Component data from apps and pages:
== Segment start ==

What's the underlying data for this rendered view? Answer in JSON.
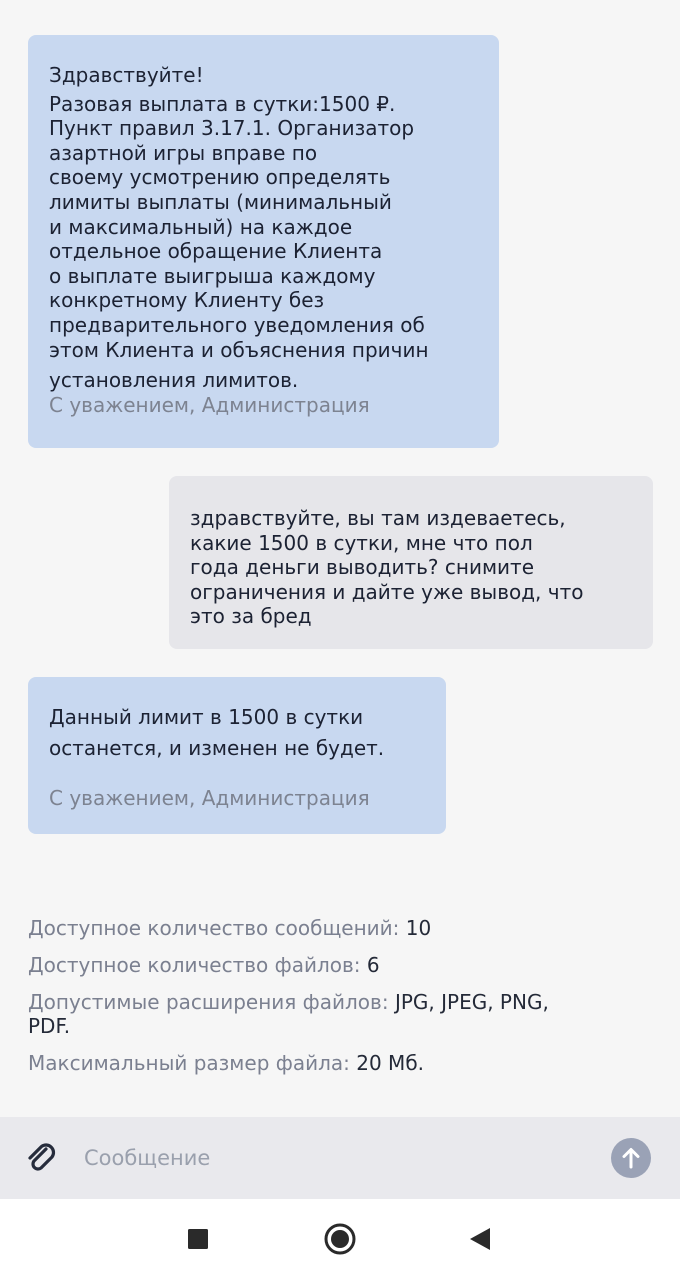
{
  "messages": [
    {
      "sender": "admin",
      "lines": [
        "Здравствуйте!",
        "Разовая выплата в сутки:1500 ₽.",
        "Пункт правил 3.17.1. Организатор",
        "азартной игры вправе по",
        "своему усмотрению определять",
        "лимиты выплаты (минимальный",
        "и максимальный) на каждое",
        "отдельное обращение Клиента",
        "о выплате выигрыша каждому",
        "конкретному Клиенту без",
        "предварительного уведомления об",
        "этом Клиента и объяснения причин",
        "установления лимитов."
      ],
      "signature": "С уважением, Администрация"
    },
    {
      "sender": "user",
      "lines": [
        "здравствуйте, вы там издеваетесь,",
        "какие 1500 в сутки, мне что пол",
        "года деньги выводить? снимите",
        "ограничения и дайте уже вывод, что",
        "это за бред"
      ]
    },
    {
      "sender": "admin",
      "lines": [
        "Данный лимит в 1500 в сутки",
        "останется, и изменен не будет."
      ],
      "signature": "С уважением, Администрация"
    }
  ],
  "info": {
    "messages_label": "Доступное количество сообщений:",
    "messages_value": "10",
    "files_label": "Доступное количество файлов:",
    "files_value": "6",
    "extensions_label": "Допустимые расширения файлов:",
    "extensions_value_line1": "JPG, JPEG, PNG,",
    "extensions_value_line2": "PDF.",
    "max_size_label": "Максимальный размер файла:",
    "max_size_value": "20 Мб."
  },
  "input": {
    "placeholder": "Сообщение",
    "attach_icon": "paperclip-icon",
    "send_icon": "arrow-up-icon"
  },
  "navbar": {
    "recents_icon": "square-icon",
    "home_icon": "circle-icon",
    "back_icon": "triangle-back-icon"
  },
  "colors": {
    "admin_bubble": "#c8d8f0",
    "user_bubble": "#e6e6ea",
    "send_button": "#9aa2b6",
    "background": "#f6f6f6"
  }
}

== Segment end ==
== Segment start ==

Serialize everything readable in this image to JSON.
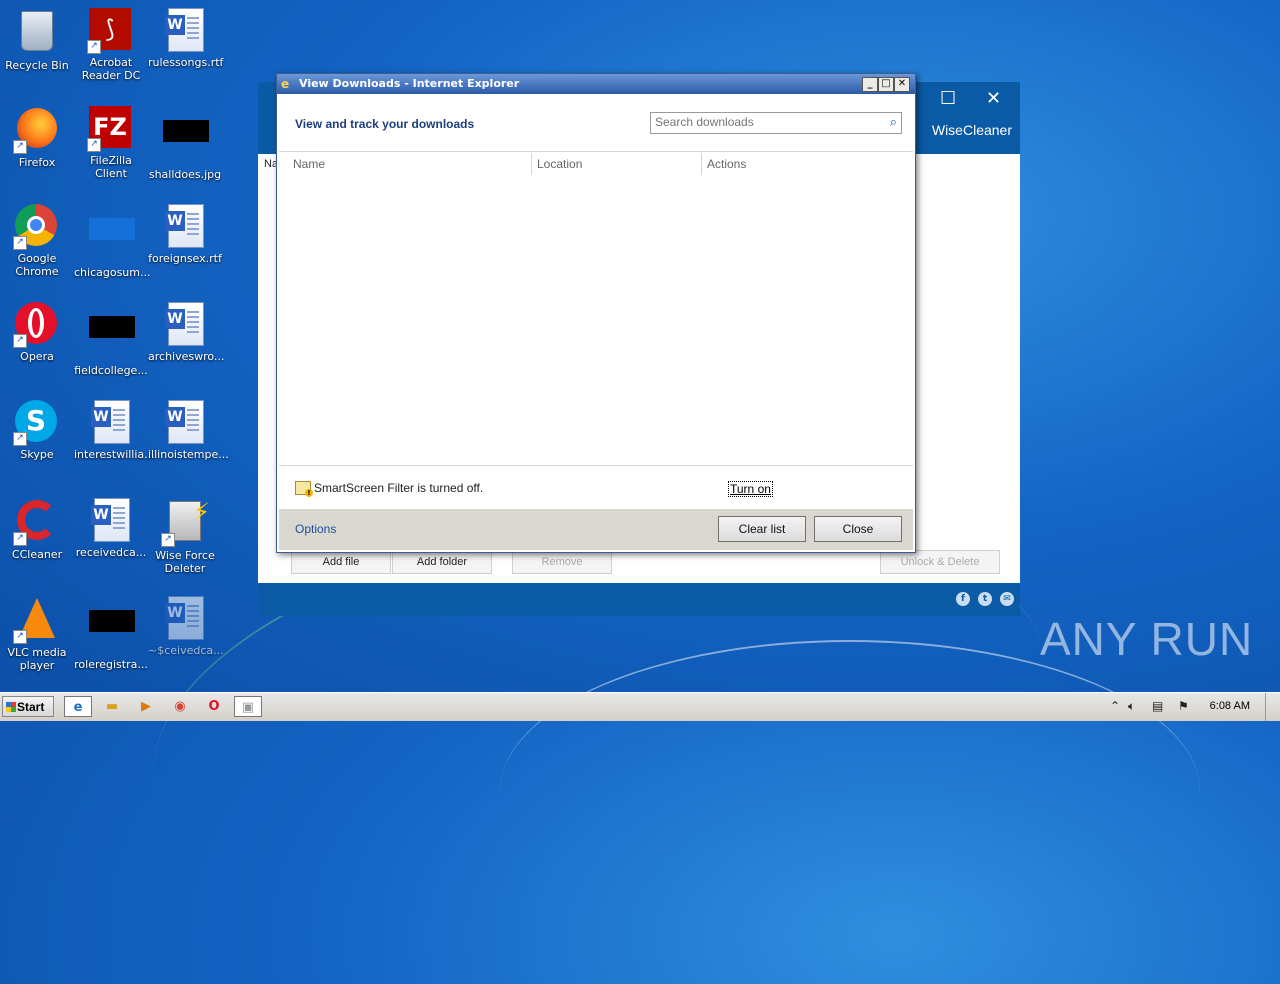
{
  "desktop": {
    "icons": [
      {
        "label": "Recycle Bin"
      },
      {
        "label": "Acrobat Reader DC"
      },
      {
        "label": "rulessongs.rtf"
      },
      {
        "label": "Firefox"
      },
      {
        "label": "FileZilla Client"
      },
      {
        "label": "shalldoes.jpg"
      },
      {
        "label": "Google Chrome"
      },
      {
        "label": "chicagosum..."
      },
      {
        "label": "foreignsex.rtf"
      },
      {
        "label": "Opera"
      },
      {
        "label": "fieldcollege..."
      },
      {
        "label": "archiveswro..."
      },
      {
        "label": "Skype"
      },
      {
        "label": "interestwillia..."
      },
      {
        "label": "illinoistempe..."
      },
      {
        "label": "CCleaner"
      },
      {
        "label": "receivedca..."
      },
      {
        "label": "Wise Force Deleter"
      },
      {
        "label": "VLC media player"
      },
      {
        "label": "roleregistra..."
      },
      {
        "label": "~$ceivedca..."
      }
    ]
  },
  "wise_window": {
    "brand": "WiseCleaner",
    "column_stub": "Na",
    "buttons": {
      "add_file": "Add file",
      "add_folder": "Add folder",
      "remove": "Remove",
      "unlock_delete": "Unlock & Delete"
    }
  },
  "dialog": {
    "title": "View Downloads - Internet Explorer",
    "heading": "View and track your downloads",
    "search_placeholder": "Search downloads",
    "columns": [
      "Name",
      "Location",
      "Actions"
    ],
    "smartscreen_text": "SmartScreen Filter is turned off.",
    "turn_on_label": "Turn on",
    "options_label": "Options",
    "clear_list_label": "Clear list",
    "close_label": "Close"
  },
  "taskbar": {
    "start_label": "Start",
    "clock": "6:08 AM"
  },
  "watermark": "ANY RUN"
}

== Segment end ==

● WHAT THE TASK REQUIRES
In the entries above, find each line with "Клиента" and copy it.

● ANSWER TO THIS TASK
        "отдельное обращение Клиента",
        "этом Клиента и объяснения причин",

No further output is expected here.